The causes of infertility are not always easily recognizable. Our specialists may recommend a variety of diagnostic tests that can help determine how to proceed. We begin with a one-on-one consultation, a medical history review, and baseline tests for each partner, to evaluate female hormone levels and egg quality, and male sperm count.
Please bring your medical records to your first appointment. These records contain important information about your personal and family health history, your gynecologic history, and any previous infertility work-ups and treatment. Dr. Miller will reference this important data when planning your treatment.

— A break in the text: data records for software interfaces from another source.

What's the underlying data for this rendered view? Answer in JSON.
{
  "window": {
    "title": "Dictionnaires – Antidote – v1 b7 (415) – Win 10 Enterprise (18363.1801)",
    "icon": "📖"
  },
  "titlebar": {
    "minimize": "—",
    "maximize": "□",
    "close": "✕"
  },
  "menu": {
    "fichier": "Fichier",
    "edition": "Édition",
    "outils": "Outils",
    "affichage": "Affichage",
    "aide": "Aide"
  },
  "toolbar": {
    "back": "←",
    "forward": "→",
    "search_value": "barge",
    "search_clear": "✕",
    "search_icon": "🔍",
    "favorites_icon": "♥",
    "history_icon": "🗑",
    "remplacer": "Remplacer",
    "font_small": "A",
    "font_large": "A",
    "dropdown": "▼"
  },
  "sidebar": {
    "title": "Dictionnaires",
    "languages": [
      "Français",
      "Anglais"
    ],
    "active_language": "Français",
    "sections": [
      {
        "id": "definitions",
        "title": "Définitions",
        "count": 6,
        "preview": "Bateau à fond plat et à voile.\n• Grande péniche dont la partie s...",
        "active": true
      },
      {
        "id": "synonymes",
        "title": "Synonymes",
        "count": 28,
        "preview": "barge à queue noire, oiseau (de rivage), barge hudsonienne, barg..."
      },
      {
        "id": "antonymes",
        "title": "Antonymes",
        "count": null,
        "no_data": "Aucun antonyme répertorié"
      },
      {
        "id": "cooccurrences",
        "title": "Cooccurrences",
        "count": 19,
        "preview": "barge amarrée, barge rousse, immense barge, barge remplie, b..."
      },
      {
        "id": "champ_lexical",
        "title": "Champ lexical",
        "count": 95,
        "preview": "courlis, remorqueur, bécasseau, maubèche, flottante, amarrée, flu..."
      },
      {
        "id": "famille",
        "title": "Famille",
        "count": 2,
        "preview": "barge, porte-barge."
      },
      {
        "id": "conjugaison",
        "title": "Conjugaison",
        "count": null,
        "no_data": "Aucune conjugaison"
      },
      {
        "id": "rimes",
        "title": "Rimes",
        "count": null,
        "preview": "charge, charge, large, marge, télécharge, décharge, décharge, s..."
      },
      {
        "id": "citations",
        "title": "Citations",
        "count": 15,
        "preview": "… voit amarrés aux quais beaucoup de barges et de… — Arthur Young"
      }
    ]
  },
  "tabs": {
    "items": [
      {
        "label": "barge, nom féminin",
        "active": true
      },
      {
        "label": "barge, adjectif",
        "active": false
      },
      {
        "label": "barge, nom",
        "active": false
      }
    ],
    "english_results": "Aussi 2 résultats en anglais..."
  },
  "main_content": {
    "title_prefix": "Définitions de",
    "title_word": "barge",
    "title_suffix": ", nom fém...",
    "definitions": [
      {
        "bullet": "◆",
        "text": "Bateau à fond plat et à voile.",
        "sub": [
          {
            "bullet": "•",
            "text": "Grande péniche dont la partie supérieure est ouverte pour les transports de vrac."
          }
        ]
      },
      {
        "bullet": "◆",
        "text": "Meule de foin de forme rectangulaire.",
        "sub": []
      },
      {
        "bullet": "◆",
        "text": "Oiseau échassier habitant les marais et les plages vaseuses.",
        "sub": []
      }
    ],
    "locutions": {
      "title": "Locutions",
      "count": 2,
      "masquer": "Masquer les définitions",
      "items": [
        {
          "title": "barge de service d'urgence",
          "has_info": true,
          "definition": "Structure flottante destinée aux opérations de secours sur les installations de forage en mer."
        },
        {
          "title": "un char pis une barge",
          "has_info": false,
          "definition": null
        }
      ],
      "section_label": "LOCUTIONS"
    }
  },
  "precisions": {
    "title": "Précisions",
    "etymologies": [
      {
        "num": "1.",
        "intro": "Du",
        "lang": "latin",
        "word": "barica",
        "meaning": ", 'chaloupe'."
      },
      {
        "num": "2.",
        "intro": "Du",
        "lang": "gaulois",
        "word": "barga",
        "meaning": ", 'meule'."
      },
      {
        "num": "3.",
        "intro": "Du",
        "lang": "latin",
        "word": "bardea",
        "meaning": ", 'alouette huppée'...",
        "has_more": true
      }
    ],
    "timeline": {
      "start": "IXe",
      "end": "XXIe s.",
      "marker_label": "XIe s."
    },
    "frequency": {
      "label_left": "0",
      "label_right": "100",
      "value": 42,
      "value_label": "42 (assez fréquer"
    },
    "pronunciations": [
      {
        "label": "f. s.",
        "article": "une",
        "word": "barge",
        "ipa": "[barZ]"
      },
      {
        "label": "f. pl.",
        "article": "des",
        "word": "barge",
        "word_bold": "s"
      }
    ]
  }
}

Given the importance of the ground covered during the work-up stage, we strongly ecnourage both partners to attend. Once your work-up is complete, our physicians will meet with you and your partner to discuss the findings and recommended treatment plan.
WHEN TO SEE A DOCTOR

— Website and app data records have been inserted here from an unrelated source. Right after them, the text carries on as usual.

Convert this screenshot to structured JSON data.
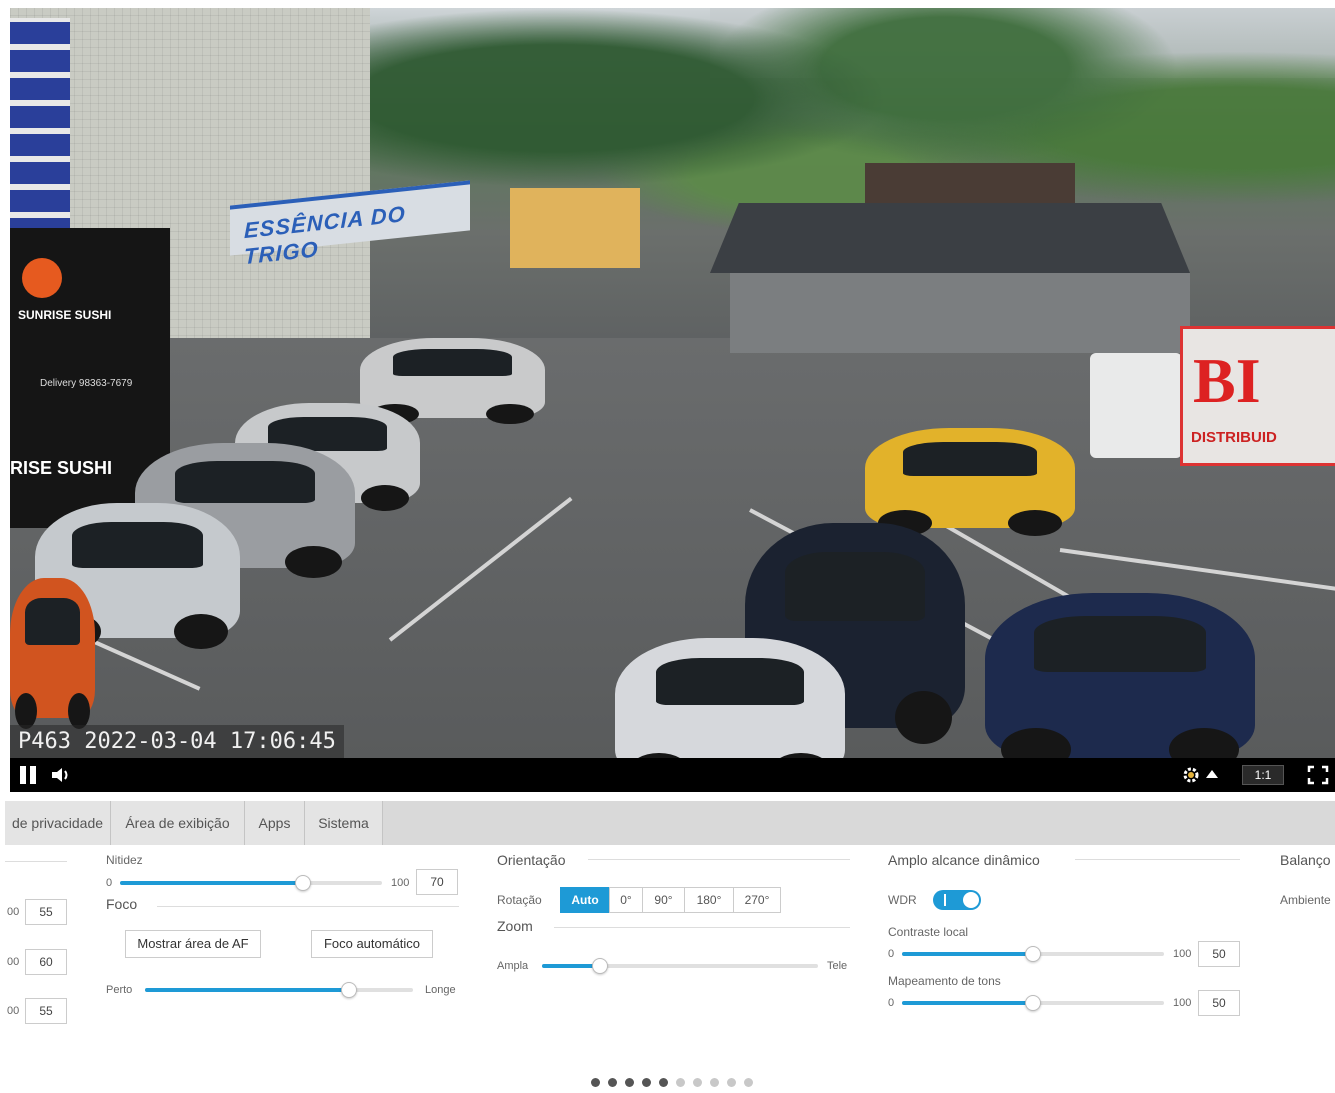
{
  "video": {
    "timestamp": "P463  2022-03-04  17:06:45",
    "shop_sign": "ESSÊNCIA DO TRIGO",
    "banner_top": "SUNRISE SUSHI",
    "banner_mid": "Delivery 98363-7679",
    "banner_bottom": "RISE SUSHI",
    "truck_big": "BI",
    "truck_small": "DISTRIBUID"
  },
  "player": {
    "ratio_label": "1:1",
    "icons": [
      "pause-icon",
      "volume-icon",
      "settings-icon",
      "caret-up-icon",
      "fullscreen-icon"
    ]
  },
  "tabs": [
    {
      "label": "de privacidade"
    },
    {
      "label": "Área de exibição"
    },
    {
      "label": "Apps"
    },
    {
      "label": "Sistema"
    }
  ],
  "left_partial": {
    "values": [
      "55",
      "60",
      "55"
    ],
    "max_label": "00"
  },
  "sharpness": {
    "label": "Nitidez",
    "min": "0",
    "max": "100",
    "value": "70",
    "fraction": 0.7
  },
  "focus": {
    "title": "Foco",
    "show_af_area": "Mostrar área de AF",
    "auto_focus": "Foco automático",
    "near": "Perto",
    "far": "Longe",
    "fraction": 0.76
  },
  "orientation": {
    "title": "Orientação",
    "rotation_label": "Rotação",
    "options": [
      "Auto",
      "0°",
      "90°",
      "180°",
      "270°"
    ],
    "selected": "Auto"
  },
  "zoom": {
    "title": "Zoom",
    "wide": "Ampla",
    "tele": "Tele",
    "fraction": 0.21
  },
  "wdr": {
    "title": "Amplo alcance dinâmico",
    "wdr_label": "WDR",
    "wdr_on": true,
    "local_contrast": {
      "label": "Contraste local",
      "min": "0",
      "max": "100",
      "value": "50",
      "fraction": 0.5
    },
    "tone_mapping": {
      "label": "Mapeamento de tons",
      "min": "0",
      "max": "100",
      "value": "50",
      "fraction": 0.5
    }
  },
  "balance": {
    "title": "Balanço",
    "ambient": "Ambiente"
  },
  "pagination": {
    "total": 10,
    "active": 5,
    "active_color": "#555555",
    "inactive_color": "#c8c8c8"
  },
  "colors": {
    "accent": "#1e9ad6"
  }
}
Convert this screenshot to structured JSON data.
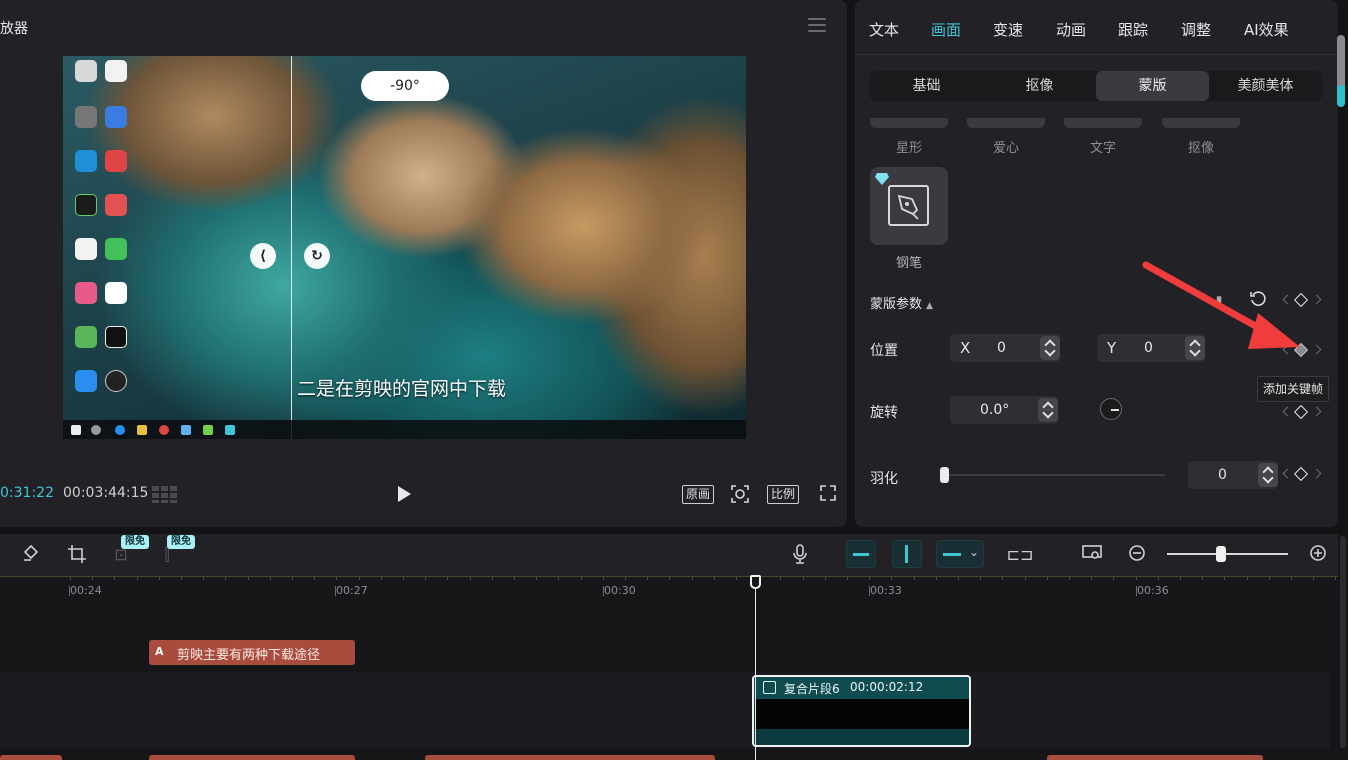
{
  "player": {
    "title": "放器",
    "rotation_label": "-90°",
    "subtitle": "二是在剪映的官网中下载",
    "current_time": "0:31:22",
    "duration": "00:03:44:15",
    "btn_original": "原画",
    "btn_ratio": "比例"
  },
  "panel": {
    "tabs": [
      "文本",
      "画面",
      "变速",
      "动画",
      "跟踪",
      "调整",
      "AI效果"
    ],
    "subtabs": [
      "基础",
      "抠像",
      "蒙版",
      "美颜美体"
    ],
    "shapes": [
      "星形",
      "爱心",
      "文字",
      "抠像"
    ],
    "pen_label": "钢笔",
    "section_title": "蒙版参数",
    "position_label": "位置",
    "x_prefix": "X",
    "x_value": "0",
    "y_prefix": "Y",
    "y_value": "0",
    "rotation_label": "旋转",
    "rotation_value": "0.0°",
    "feather_label": "羽化",
    "feather_value": "0",
    "tooltip": "添加关键帧"
  },
  "timeline": {
    "badge1": "限免",
    "badge2": "限免",
    "ticks": [
      "00:24",
      "00:27",
      "00:30",
      "00:33",
      "00:36"
    ],
    "text_clip_tag": "A",
    "text_clip_label": "剪映主要有两种下载途径",
    "compound_name": "复合片段6",
    "compound_duration": "00:00:02:12"
  },
  "colors": {
    "accent": "#3ec6d6",
    "panel_bg": "#222226",
    "clip_red": "#a84c3e",
    "clip_teal": "#0f4c50",
    "arrow_red": "#f03c3c"
  }
}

The National Infertility Association says that most physicians will recommend that couples try to conceive for a year before seeking medical assistance. They also state that if a woman is over 30, has a history of pelvic disease, miscarriage, painful menstruation, irregular cycles, or if her partner has a low sperm count, they may want to seek professional advice sooner.
HOW TO CHOOSE A SPECIALIST
Choosing the right place for infertility treatment is very important. According to the American Society for Reproductive Medicine, there are certain points that need to be considered when making that choice:
- Qualifications and experience of the people who work in the facility
- Types of patients being treated (this can have an effect on a program’s pregnancy success rate; e.g., couples over forty are less likely to get pregnant than younger couples)
- Support services available – some programs may just have IVF or GIFT or they may combine more than one, but you want to be sure they have all services that you may need
- Documentation to support their success rates
- Details about the guidelines they follow, lab accreditations, and statistic reporting
Click here to find the best infertility treatment clinics.
Tests may include:
- Semen analysis to evaluate ejaculate; the specimen is collected after 2 to 3 days of complete abstinence to determine volume and viscosity of semen and sperm count, motility, swimming speed, and shape.
- Postcoital test (PCT) — to evaluate sperm-cervical mucus interaction through analysis of cervical mucus collected 2 to 8 hours after the couple has intercourse.
- Measuring serum progesterone (blood test)
- Endometrial biopsy to determine response of the uterine lining.
- Testicular biopsy (rarely done)
- Measuring urinary luteinizing hormone by using kits commercially available for home use to predict ovulation and assist with timing of intercourse.
- Serum hormonal levels (blood tests) for either or both partners. For women this may include estrogen, TSH, prolactin, inhibin B, antimullerian hormones, LH, and FSH. For men tests may include LH, FSH, TSH, prolactin, and testosterone.
- Hysterosalpingography (HSG) — X-ray procedure done with contrast dye that enables evaluation of potential transport from the cervix through the uterus and fallopian tubes.
- Laparoscopy to allow direct visualization of the pelvic cavity.
- Hysterosonogram – an ultrasound test involving filling the uterine cavity with saline to evaluate for abnormalities.
- Ultrasound to evaluate uterine health.